Glenn Mitchell’s account of the 90th birthday party for Howard Rumsey a month or so ago at Catalina’s in Los Angeles included this about Jack Sheldon’s appearance with his sextet:
They played a favorite of Rumsey’s, a tune that bassist Jimmy Blanton (his all-time favorite) was remembered in, “Do Nothing ‘Til You Hear From Me.” They continued with “Jumping At The Woodside” (same changes as “I’ve Got Rhythm”) and “I Can’t Get Started,” which Sheldon sang very well. Sheldon is not only a great horn player and vocalist but a comedian as well. He roasted Rumsey for a number of minutes, telling stories from the past and kidding him with, “This is your party, Howard, wake up, ” having fun with him about being 80 and surprised with 90 being actually realized. He acknowledged two great qualities of Rumsey — his kindness and generosity.
That triggered a vision from the past. In 1954, I drove from Seattle to Southern California on spring break from college. On a Sunday afternoon in Hermosa Beach I visited the Lighthouse, where Rumsey headed the famous band of all-stars named after the club. Between sets, he and I struck up a conversation. Rumsey said, “Be sure to stick around. A kid from the neighborhood is going to sit in. I think you’ll like him.” The kid was Jack Sheldon.
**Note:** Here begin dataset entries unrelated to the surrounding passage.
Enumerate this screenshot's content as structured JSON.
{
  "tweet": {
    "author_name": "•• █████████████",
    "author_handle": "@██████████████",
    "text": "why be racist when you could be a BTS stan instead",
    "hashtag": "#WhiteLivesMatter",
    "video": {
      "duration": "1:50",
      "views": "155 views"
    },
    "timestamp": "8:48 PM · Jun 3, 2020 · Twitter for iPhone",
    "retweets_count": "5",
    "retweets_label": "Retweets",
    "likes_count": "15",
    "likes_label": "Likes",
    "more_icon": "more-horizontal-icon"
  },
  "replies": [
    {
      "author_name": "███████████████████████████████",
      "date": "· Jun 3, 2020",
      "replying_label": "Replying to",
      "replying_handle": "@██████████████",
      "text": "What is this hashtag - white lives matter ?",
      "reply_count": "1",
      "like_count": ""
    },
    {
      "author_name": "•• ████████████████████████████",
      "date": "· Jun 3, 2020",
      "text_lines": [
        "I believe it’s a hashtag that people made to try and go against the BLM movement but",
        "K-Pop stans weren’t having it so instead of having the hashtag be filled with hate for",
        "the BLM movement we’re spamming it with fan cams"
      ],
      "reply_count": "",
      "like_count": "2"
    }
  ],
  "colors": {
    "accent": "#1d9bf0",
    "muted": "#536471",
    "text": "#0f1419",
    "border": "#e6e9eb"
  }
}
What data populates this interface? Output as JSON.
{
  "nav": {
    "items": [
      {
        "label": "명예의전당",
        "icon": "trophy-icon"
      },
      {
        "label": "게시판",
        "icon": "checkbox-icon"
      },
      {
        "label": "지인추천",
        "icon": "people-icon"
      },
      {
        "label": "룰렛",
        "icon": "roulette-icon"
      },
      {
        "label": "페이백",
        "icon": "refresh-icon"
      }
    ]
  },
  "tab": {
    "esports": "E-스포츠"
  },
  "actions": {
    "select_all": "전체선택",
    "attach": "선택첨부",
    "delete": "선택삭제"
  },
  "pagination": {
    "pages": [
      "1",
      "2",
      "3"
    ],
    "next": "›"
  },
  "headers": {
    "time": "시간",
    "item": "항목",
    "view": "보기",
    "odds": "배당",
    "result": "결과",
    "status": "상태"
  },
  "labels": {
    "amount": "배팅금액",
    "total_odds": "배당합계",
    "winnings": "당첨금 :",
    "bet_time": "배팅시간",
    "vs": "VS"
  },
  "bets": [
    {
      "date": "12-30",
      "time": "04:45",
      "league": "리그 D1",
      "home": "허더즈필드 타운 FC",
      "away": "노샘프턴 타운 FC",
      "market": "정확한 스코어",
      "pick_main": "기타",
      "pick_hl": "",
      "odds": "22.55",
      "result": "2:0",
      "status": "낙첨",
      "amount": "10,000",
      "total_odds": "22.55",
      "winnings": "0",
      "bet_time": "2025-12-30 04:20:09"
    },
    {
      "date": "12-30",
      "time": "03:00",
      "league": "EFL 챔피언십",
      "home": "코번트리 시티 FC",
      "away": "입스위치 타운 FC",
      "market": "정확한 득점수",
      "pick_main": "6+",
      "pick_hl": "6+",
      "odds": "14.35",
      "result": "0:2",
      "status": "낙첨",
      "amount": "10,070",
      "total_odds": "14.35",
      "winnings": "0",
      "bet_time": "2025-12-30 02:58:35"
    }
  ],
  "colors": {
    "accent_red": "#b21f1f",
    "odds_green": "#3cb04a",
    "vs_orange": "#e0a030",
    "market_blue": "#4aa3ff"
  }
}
I liked him. Ever since, I have wondered that a trumpet player so accomplished, so admired and respected by other musicians, has never got his due from critics or the jazz audience at large. Maybe it’s because of his comedy, which can be beyond raunchy. Maybe it’s because he sings. Maybe it’s because he has an acting career on the side. But make no mistake, for half a century Sheldon has been a formidable trumpet player.
Here is a rare video example of his singing and playing. It was at a club in New Orleans. The rhythm section is Dave Frishberg, piano; Dave Stone, bass; Frankie Capp, drums; and John Pisano, guitar.
Googling, I found a promo for a documentary about Sheldon. I’ve turned up no information about when it will materialize.
Sheldon is the trumpeter who breaks your heart with the beauty of his playing in the main title and recurring “Shadow of Your Smile” theme of the motion picture The Sandpiper, a film whose only distinction is Johnny Mandel’s music. To hear some of it, including Sheldon’s solos, click here.
Jack Sheldon turned seventy-six a few days ago and seems to be flourishing. Hooray.
Dick McGarvin says
Jack Sheldon was his usual funny self in between his usual great playing, but it was Howard, himself, who got the biggest laugh of the night. The 90 year old Rumsey was on stage acknowledging his birthday tributes and said, “I’m thinking about opening a club. (big laugh from the crowd) No one under 50 will be allowed.” (even bigger laugh)
Couldn’t agree more with your comments about Jack. His off-the-wall comedic persona has always overshadowed his extraordinary and individual playing. In my formative jazz years, Jack Sheldon was one of the first trumpet players I could identify. (Incidentally, the others, early on, were Chet, Dizzy, Clifford and Don Fagerquist.)
Starr Padden says
I went to see the premier of the Documentary about Jack Sheldon called “Trying to Get Good”. It was absolutely wonderful. Jack was there and several hundred LA fans including musicians, and celebrities were there as well. He’s still at his most authentic, playing strong and working a lot of clubs. The film is well done by Doug MacIntyre and his wife Penny Peyser who worked on it for 5 years. Its hitting the Indie festivals so if folks have the chance go out and see it. Better yet, fly down to LA and see him play live.
Jon Mathis says
I am delighted to find Doug’s blog! I’ve enjoyed his writing ever since I bought Chet’s She Was Too Good To Me back in the early 70’s.
I saw Jack at Montmartre in Copenhagen in 1985. He played 3 tunes and then went into his hilarious comedy act. A grouch from the audience yelled at him to stop with the jokes and play some more music!!